- Source data

# # #

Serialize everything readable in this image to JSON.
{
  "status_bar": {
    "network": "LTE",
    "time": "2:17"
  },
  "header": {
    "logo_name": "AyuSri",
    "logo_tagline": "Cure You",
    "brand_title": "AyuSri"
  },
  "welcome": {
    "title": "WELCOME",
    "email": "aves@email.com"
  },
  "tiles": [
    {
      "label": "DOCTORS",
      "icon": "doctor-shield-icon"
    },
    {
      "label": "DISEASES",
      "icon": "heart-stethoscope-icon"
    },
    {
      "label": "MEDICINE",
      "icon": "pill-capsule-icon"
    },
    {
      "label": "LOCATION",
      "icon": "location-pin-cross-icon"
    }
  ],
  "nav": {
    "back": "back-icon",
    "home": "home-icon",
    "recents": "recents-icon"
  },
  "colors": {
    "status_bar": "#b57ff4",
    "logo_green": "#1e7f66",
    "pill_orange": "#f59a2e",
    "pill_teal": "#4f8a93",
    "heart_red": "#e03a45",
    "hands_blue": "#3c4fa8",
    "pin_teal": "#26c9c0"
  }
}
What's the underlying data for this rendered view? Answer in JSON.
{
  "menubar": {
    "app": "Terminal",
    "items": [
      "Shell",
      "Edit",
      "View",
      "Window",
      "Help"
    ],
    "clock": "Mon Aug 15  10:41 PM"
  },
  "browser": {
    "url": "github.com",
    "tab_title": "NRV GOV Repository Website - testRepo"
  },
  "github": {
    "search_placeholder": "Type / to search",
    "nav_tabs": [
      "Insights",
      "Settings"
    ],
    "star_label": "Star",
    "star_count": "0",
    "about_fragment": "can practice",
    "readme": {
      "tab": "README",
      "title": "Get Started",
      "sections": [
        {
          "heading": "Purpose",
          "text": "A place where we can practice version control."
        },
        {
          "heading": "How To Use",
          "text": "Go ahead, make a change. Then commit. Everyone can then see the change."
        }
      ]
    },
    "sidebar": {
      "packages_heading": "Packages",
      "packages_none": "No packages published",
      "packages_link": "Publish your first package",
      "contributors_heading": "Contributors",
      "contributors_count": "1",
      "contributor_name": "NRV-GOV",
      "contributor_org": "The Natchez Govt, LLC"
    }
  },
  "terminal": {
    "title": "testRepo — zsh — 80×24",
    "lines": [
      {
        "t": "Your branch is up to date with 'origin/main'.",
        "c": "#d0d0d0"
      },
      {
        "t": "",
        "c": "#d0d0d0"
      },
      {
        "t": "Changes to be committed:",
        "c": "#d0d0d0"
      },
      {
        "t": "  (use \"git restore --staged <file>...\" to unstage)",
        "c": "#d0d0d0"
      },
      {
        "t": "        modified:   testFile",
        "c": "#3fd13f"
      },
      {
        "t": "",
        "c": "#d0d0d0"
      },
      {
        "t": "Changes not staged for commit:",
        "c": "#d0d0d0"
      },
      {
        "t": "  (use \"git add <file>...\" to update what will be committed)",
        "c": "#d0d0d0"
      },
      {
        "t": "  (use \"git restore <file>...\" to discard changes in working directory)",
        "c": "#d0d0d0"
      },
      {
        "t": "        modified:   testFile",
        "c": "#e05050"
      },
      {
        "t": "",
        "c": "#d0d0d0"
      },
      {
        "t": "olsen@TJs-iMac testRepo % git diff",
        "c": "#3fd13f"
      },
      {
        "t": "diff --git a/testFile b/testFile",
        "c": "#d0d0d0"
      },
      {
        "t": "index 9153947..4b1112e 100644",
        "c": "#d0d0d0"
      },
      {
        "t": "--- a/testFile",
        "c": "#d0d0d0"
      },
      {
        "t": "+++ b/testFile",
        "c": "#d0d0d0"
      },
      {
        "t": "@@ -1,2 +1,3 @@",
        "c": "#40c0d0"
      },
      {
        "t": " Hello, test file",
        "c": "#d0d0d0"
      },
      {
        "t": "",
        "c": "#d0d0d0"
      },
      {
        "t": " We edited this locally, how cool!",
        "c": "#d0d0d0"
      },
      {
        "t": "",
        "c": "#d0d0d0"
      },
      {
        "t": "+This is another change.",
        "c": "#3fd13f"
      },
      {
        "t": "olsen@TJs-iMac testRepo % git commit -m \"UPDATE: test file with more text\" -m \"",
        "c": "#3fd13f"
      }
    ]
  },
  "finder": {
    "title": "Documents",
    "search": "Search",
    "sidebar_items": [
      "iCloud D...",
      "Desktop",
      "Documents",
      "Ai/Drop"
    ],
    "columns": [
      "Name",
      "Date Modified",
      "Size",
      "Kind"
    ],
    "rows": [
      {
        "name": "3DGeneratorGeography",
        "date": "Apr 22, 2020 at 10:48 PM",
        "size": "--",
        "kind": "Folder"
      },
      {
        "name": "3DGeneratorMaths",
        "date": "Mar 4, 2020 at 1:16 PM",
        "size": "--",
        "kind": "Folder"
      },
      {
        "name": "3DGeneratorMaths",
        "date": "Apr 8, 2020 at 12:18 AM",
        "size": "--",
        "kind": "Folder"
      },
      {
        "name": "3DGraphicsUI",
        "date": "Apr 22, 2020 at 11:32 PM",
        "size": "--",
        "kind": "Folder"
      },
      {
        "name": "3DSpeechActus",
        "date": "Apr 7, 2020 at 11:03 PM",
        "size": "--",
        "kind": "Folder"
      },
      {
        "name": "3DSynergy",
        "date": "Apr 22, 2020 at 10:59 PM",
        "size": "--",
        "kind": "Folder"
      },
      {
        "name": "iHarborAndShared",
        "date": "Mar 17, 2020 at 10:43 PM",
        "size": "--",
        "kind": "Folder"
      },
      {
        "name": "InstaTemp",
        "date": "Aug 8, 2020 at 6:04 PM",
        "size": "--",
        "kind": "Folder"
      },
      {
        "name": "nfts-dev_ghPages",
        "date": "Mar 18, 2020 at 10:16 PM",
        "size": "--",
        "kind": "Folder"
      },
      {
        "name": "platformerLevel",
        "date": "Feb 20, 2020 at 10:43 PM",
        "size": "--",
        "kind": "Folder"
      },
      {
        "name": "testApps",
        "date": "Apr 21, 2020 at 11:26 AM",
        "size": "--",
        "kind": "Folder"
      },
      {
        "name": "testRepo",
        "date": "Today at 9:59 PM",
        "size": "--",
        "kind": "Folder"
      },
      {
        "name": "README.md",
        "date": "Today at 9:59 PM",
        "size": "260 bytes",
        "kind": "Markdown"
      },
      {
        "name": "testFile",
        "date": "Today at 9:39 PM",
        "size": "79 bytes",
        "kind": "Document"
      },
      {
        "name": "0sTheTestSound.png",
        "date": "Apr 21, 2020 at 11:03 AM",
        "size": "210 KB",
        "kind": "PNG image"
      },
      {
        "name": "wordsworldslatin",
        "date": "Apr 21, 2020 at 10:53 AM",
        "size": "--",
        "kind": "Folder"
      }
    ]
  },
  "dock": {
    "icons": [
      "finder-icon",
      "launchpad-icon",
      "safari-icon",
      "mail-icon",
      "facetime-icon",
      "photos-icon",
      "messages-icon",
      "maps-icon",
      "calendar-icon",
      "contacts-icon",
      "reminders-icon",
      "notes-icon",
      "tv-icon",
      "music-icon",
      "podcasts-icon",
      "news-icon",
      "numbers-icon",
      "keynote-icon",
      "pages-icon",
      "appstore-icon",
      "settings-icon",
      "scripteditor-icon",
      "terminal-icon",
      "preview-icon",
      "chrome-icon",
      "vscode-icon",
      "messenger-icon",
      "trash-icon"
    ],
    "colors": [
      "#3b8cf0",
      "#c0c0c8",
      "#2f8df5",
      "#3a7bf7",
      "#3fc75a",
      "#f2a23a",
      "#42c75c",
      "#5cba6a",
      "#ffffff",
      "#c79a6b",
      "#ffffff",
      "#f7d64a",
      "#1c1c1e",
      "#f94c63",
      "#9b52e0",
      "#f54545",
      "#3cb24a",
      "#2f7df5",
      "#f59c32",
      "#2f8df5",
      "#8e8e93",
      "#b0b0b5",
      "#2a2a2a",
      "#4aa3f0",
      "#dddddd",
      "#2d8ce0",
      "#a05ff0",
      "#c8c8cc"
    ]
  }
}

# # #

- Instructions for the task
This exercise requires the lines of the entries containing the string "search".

- Solution to the problem
    "search_placeholder": "Type / to search",
    "search": "Search",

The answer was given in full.